**Work to complete**
An exact copy of all entries is the expected answer.

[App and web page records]
..........
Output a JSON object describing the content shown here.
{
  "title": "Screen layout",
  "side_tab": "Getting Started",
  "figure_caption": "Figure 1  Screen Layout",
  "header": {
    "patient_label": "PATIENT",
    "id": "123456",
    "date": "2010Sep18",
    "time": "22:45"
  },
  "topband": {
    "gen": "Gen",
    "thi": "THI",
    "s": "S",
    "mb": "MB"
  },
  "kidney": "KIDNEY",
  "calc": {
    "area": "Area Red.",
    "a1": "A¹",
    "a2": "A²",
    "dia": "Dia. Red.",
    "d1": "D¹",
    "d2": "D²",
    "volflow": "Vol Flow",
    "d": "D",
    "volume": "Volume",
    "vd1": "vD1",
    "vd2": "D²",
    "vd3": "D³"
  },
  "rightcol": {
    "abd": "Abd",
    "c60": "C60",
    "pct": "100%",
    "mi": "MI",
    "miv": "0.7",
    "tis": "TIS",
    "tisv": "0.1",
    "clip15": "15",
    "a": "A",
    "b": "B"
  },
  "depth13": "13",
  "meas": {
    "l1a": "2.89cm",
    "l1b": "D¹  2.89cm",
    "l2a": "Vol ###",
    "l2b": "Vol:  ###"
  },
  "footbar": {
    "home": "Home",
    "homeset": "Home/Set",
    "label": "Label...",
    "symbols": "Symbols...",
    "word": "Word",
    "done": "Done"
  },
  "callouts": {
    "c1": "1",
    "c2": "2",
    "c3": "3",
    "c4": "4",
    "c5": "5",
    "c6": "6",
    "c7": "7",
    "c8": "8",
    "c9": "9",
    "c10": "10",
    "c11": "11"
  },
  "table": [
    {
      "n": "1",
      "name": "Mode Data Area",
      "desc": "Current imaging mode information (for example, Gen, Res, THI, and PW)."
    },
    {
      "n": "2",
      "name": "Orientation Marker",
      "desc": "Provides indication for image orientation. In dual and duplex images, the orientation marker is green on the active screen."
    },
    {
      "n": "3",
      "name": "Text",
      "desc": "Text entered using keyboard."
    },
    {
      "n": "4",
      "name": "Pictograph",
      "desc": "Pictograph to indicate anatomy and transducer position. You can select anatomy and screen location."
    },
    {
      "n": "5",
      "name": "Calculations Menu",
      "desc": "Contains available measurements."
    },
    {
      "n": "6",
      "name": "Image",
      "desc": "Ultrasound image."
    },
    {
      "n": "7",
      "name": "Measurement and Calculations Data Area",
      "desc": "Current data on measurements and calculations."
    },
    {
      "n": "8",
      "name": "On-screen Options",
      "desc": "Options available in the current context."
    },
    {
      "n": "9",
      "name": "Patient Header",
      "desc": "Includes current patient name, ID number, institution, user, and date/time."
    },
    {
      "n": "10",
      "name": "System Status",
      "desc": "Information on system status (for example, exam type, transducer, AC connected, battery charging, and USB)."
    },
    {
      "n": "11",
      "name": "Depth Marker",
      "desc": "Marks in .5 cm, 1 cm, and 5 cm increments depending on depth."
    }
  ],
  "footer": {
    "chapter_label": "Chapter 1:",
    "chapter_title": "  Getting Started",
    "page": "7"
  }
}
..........
**Response box**
Output a JSON object describing the content shown here.
{
  "title": "Screen layout",
  "side_tab": "Getting Started",
  "figure_caption": "Figure 1  Screen Layout",
  "header": {
    "patient_label": "PATIENT",
    "id": "123456",
    "date": "2010Sep18",
    "time": "22:45"
  },
  "topband": {
    "gen": "Gen",
    "thi": "THI",
    "s": "S",
    "mb": "MB"
  },
  "kidney": "KIDNEY",
  "calc": {
    "area": "Area Red.",
    "a1": "A¹",
    "a2": "A²",
    "dia": "Dia. Red.",
    "d1": "D¹",
    "d2": "D²",
    "volflow": "Vol Flow",
    "d": "D",
    "volume": "Volume",
    "vd1": "vD1",
    "vd2": "D²",
    "vd3": "D³"
  },
  "rightcol": {
    "abd": "Abd",
    "c60": "C60",
    "pct": "100%",
    "mi": "MI",
    "miv": "0.7",
    "tis": "TIS",
    "tisv": "0.1",
    "clip15": "15",
    "a": "A",
    "b": "B"
  },
  "depth13": "13",
  "meas": {
    "l1a": "2.89cm",
    "l1b": "D¹  2.89cm",
    "l2a": "Vol ###",
    "l2b": "Vol:  ###"
  },
  "footbar": {
    "home": "Home",
    "homeset": "Home/Set",
    "label": "Label...",
    "symbols": "Symbols...",
    "word": "Word",
    "done": "Done"
  },
  "callouts": {
    "c1": "1",
    "c2": "2",
    "c3": "3",
    "c4": "4",
    "c5": "5",
    "c6": "6",
    "c7": "7",
    "c8": "8",
    "c9": "9",
    "c10": "10",
    "c11": "11"
  },
  "table": [
    {
      "n": "1",
      "name": "Mode Data Area",
      "desc": "Current imaging mode information (for example, Gen, Res, THI, and PW)."
    },
    {
      "n": "2",
      "name": "Orientation Marker",
      "desc": "Provides indication for image orientation. In dual and duplex images, the orientation marker is green on the active screen."
    },
    {
      "n": "3",
      "name": "Text",
      "desc": "Text entered using keyboard."
    },
    {
      "n": "4",
      "name": "Pictograph",
      "desc": "Pictograph to indicate anatomy and transducer position. You can select anatomy and screen location."
    },
    {
      "n": "5",
      "name": "Calculations Menu",
      "desc": "Contains available measurements."
    },
    {
      "n": "6",
      "name": "Image",
      "desc": "Ultrasound image."
    },
    {
      "n": "7",
      "name": "Measurement and Calculations Data Area",
      "desc": "Current data on measurements and calculations."
    },
    {
      "n": "8",
      "name": "On-screen Options",
      "desc": "Options available in the current context."
    },
    {
      "n": "9",
      "name": "Patient Header",
      "desc": "Includes current patient name, ID number, institution, user, and date/time."
    },
    {
      "n": "10",
      "name": "System Status",
      "desc": "Information on system status (for example, exam type, transducer, AC connected, battery charging, and USB)."
    },
    {
      "n": "11",
      "name": "Depth Marker",
      "desc": "Marks in .5 cm, 1 cm, and 5 cm increments depending on depth."
    }
  ],
  "footer": {
    "chapter_label": "Chapter 1:",
    "chapter_title": "  Getting Started",
    "page": "7"
  }
}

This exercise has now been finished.